ASSIGNMENT:
Read the listing below and copy out each line where the word "Výchozí" occurs.

INPUT DATA:
----------
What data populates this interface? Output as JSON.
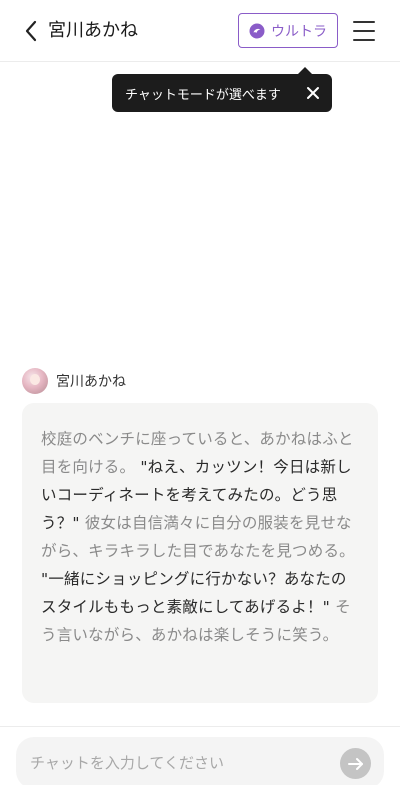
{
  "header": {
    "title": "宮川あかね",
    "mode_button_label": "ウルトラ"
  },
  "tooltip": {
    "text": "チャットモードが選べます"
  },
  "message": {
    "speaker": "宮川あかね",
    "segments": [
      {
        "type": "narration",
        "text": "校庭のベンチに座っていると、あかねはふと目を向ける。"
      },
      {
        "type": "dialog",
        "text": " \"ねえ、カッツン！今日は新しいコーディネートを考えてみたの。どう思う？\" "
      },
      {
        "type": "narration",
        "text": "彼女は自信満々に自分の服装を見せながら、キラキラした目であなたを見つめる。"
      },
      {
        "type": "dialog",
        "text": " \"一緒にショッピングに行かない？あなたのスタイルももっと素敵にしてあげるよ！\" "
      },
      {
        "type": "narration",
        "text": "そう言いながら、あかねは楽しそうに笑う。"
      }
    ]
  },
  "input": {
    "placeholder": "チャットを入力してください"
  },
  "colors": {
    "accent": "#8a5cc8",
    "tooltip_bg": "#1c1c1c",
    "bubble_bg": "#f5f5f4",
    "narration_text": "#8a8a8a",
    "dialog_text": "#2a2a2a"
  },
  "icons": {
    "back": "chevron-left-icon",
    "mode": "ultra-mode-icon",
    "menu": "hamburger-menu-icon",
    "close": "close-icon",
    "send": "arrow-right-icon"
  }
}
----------
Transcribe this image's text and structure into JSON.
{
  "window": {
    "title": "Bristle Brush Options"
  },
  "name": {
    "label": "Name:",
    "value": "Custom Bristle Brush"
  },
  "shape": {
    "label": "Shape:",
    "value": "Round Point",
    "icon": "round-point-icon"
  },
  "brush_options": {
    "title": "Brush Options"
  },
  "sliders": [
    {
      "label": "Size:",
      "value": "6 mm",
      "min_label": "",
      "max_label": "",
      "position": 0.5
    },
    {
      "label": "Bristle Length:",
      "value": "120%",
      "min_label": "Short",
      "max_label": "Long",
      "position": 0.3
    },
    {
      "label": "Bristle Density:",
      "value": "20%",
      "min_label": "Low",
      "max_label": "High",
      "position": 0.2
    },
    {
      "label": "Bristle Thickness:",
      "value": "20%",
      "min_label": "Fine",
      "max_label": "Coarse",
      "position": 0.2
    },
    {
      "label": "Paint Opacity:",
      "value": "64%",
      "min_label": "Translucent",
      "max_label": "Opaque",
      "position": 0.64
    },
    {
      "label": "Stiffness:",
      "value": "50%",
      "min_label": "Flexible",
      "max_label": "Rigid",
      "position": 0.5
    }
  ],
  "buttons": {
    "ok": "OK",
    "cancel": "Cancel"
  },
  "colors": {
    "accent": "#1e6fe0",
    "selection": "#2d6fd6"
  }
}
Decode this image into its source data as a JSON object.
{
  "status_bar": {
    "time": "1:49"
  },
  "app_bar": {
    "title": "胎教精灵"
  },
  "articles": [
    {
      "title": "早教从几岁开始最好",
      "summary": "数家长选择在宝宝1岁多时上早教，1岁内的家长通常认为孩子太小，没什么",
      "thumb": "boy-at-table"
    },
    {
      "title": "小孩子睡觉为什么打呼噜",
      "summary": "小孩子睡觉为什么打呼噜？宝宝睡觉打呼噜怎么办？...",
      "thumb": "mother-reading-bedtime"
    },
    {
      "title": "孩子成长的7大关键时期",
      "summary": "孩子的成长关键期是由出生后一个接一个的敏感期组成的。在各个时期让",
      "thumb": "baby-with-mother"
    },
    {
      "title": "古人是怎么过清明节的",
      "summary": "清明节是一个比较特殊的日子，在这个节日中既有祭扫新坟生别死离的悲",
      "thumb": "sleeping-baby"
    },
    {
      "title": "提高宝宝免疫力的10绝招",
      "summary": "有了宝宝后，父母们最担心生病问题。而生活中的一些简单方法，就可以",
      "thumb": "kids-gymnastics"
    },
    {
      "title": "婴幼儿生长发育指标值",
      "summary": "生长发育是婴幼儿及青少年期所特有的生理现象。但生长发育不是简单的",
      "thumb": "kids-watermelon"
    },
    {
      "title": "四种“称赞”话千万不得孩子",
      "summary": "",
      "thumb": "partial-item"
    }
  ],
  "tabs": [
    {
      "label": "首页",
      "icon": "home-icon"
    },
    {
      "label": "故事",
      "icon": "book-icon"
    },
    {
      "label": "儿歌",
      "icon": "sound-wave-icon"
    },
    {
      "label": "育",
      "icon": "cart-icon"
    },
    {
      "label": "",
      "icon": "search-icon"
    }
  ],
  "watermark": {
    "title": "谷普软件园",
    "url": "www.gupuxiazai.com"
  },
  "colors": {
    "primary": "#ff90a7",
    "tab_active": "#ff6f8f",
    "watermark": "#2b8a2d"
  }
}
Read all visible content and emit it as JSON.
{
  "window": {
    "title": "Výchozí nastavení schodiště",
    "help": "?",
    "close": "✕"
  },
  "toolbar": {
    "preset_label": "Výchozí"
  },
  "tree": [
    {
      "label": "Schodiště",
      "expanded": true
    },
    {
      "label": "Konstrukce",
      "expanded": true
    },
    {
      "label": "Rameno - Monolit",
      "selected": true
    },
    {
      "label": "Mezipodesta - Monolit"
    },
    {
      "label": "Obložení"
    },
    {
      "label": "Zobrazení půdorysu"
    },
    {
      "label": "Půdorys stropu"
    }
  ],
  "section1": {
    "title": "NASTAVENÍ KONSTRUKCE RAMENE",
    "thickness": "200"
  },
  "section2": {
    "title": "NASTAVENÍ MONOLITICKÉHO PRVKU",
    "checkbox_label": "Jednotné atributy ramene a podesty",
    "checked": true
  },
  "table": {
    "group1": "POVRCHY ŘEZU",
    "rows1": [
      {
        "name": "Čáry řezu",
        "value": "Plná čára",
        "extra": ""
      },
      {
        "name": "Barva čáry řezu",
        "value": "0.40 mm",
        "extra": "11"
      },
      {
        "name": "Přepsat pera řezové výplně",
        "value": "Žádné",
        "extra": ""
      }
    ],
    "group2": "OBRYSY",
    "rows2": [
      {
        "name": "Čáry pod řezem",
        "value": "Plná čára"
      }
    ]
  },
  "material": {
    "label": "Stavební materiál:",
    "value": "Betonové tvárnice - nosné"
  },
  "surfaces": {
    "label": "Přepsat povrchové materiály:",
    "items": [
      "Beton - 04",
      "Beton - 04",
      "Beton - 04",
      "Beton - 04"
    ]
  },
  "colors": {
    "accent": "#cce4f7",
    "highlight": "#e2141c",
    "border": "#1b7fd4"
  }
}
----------
OUTPUT:
    "title": "Výchozí nastavení schodiště",
    "preset_label": "Výchozí"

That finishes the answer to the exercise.